Sham-controlled PCI trial does not show symptom relief in stable angina patients
Percutaneous coronary intervention in stable angina (ORBITA): a double-blind, randomised controlled trialLiterature - Al-Lamee R, Thompson D, Dehbi H-M, et al. - Lancet 2017; published online ahead of print
- At follow-up, no significant difference was seen between groups in increment in exercise time (16.6; 95% CI: –8.9 to 42.0; P=0.200), nor in peak VO2 uptake change (-12.9 mL/min; 95% CI: -90.2 to 64.3; P=0.741), or in the change in time to 1 mm ST depression (pre-randomization: PCI 479.7±141.4 vs. placebo 471.1±128.7; follow-up: PCI 472.7±129.1 vs. placebo 470.1±176.0; P=0.164).
- There was no significant difference between groups in the proportion of patients with improvements in angina grade from enrolment to pre-randomization (no change: PCI 60% vs. placebo 62%; 1 class improvement: PCI 26% vs. 23%; ≥ 2 class improvement: PCI 14% vs. 15%; P=0.916), and from pre-randomization to follow-up (no change: PCI 49% vs. 55%; 1 class improvement: PCI 26% vs. 24%; ≥ 2 class improvement: PCI 26% vs. 21%; P=0.633).
- During the randomized blinded period there were no significant differences between groups in the change from pre-randomization to follow-up in Seattle physical limitation score (2.4; 95% CI: -3.5 to 8.3; P=0.420), Seattle angina frequency (4.4; 95% CI: -3.3 to 12.0; P=0.260), and Seattle angina stability score (0.9; 95% CI: –8.4 to 10.2; P=0.851).
- There was also no significant difference between the groups in QoL (change in EQ-5D-5L: 0.00; 95% CI: -0.04 to 0.04; P=0.994).
- The change in the Duke treadmill score did not significantly differ between groups (1.12; 95% CI: -0.23 to 2.47; P=0.104).
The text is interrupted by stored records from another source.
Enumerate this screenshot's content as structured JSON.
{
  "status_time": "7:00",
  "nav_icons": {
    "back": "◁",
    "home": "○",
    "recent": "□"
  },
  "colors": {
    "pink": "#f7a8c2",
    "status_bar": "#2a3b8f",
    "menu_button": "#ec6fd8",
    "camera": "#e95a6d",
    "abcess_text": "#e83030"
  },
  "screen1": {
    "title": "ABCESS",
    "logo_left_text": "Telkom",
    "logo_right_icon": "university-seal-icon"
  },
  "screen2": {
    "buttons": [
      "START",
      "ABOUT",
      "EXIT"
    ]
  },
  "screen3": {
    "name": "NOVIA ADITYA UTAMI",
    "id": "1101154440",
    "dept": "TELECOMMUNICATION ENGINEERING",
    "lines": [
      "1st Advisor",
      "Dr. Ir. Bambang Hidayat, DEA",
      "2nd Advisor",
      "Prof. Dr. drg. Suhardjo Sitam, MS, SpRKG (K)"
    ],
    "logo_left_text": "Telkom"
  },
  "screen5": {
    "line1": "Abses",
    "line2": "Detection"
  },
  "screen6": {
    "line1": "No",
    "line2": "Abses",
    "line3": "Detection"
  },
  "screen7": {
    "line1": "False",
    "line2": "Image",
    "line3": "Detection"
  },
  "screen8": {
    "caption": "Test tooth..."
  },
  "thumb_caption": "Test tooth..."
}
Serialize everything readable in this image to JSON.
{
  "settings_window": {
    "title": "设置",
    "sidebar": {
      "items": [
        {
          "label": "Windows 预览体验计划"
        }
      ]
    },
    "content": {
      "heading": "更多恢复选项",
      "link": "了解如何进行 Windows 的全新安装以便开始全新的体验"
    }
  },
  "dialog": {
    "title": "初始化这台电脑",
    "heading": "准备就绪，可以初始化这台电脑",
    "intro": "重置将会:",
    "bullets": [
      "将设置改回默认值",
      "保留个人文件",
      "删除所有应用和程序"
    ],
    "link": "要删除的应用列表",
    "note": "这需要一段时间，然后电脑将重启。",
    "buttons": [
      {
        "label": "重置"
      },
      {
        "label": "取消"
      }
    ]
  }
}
- The dobutamine stress echocardiography peak stress wall motion score index improved more with PCI than with placebo (-0.09; 95% CI: -0.15 to -0.04; P=0.0011).
- There were 3 peri-procedural major bleeding events, of which 2 were in the PCI group. 4 patients in the placebo group needed PCI for a pressure-wire related complication. During the follow-up phase, in the placebo group, 1 patient developed an ACS, and 2 patients on dual antiplatelet therapy suffered a major bleeding.
In this first blinded, placebo-controlled, randomized trial of PCI in 200 patients with stable angina and 1-vessel-disease (severe coronary stenosis, both anatomically and haemodynamically), PCI did not result in significant short-term improvements of exercise capacity, symptoms and quality of life as compared with a placebo procedure. PCI did yield objective relief of anatomical stenosis, invasive pressure and non-invasive perfusion indices. These data suggest that the physical effects of PCI may be overestimated and confused with placebo effects in clinical practice. These data suggest that PCI might not be essential for symptomatic improvement of these patients in the short-term.